Those playbooks show that prospective students were encouraged to pay for the program, which could cost up to $35,000, using “other people’s money.”
“We teach the technique of using OPM ... other people’s money,” the sales script reads in a sample conversation between a staffer and an interested student.
“Most students who are invited to this program use established lines of credit, like a credit card, utilizing the bank’s money, OPM, to handle their tuition. I’m not talking about tens of thousands of dollars, but on the other hand, not a couple of hundred dollars either.”
The most expensive package is the $34,995 "Gold Elite" package.
The script goes on to tell students they will be “working with our experts to become profitable in the shortest amount of time.”
Trump’s reputation as a real estate dynamo was an integral part of the initial sales pitch, as employees touted “The Trump Way.”
“Is everything Donald TrumpDonald TrumpBannon reasserts influence in 100 days push Trump: I was 'psyched to terminate' NAFTA Trump: 'Major, major' conflict with North Korea possible MORE does the BEST?” a salesman would ask. “He wouldn’t put his name on this if it wasn’t right?”
But while Trump had previously claimed he specifically picked his instructors, he admitted in depositions that he was not familiar with the names of any of those instructors and did not help to select them, according to CNN.
The takeaway for the program's “multi-family and commercial real estate investment retreat” also tells customers to “take full advantage of tax breaks and other financial shelters, allowing you to maximize your profits.” That's a strategy Trump himself has employed, even as he continues to resist releasing his tax returns in his presidential campaign.
Trump faces a handful of lawsuits relating to the Trump University classes, which many students have panned as a farce, telling media organizations they left the program with little valuable advice and mountains of debt.
Trump’s political adversaries have seized on the controversy surrounding his real estate classes. Marco Rubio and Ted Cruz lambasted Trump on the issue during the Republican primary, while Democratic front-runner Hillary Clinton has already begun to use the issue against the presumptive GOP nominee.
New York Attorney General Eric Schneiderman has been a vocal critic of the program and has repeatedly panned it as fraud, suing the company back in 2013 for millions in restitution.
Trump University faced a handful of legal challenges, as well as scrutiny from the New York Department of Education, before it shut down in 2011.
But Trump has trumpeted his innocence, releasing reviews from students lauding the courses and arguing that he won't settle because he'll be vindicated in court.
Lawyers for the billionaire businessman had argued to keep the documents secret after a request by The Washington Post to turn the documents over to the public.
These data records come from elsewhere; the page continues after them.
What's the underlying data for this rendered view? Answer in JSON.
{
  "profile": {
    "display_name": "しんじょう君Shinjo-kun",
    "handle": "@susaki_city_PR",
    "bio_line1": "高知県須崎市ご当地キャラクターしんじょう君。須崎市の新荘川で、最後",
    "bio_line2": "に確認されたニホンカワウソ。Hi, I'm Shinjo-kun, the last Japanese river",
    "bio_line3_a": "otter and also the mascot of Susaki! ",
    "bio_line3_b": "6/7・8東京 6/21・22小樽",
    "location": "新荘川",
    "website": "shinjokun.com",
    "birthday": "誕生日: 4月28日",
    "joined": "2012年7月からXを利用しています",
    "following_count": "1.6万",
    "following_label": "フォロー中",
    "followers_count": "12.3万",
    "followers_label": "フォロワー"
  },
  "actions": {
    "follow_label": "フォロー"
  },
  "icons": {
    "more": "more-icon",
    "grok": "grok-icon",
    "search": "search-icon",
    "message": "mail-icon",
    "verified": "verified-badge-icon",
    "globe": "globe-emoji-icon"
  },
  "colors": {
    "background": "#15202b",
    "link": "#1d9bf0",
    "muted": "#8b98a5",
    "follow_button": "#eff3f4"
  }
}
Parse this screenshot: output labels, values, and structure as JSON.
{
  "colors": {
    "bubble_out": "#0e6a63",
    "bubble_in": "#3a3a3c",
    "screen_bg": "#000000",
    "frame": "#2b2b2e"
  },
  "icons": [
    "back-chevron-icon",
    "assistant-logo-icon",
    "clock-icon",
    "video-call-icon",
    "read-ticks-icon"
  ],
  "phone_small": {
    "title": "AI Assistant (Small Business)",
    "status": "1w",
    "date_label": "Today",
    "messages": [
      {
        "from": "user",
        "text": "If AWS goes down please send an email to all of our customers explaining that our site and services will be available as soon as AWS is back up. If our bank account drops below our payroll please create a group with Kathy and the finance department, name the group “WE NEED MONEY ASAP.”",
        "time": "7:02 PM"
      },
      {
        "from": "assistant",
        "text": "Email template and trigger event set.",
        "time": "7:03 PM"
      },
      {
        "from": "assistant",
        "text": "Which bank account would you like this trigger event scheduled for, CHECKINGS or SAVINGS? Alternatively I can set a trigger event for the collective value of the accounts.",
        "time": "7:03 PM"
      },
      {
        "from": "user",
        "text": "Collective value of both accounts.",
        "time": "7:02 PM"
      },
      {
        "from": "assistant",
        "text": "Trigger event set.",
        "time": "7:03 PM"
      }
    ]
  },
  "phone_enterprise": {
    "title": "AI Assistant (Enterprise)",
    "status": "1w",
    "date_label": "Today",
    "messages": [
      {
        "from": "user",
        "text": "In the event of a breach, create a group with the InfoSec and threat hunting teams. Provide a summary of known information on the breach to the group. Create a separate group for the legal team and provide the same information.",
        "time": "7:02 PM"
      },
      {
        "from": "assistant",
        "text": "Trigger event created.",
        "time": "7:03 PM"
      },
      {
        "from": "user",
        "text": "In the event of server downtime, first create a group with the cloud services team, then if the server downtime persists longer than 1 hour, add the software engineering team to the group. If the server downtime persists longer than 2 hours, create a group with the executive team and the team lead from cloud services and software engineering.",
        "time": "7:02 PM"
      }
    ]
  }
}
But Judge Gonzalo Curiel swatted their arguments down on Friday, asserting that the defense had not met the bar to keep the documents out of the public eye.
He also added that Trump’s station as the GOP standard-bearer, as well as the fact that he’s “placed the integrity of these court proceedings at issue,” bolstered the argument to make the documents public.
Trump has launched a tirade against Curiel in the days before the release of the documents. He chided the judge as a “hater” and “very hostile” on the stump on Friday and has implied that he’s biased because he’s “Mexican.”
Curiel is of Hispanic heritage but was born in Indiana.
The release of the documents came hours after Trump held a press conference on his donations to veterans groups, where he chastised the media for criticizing him on the donations. A flurry of media reports noted discrepancies in the money promised by Trump and the money he actually sent to groups.
— Updated at 4:25 p.m.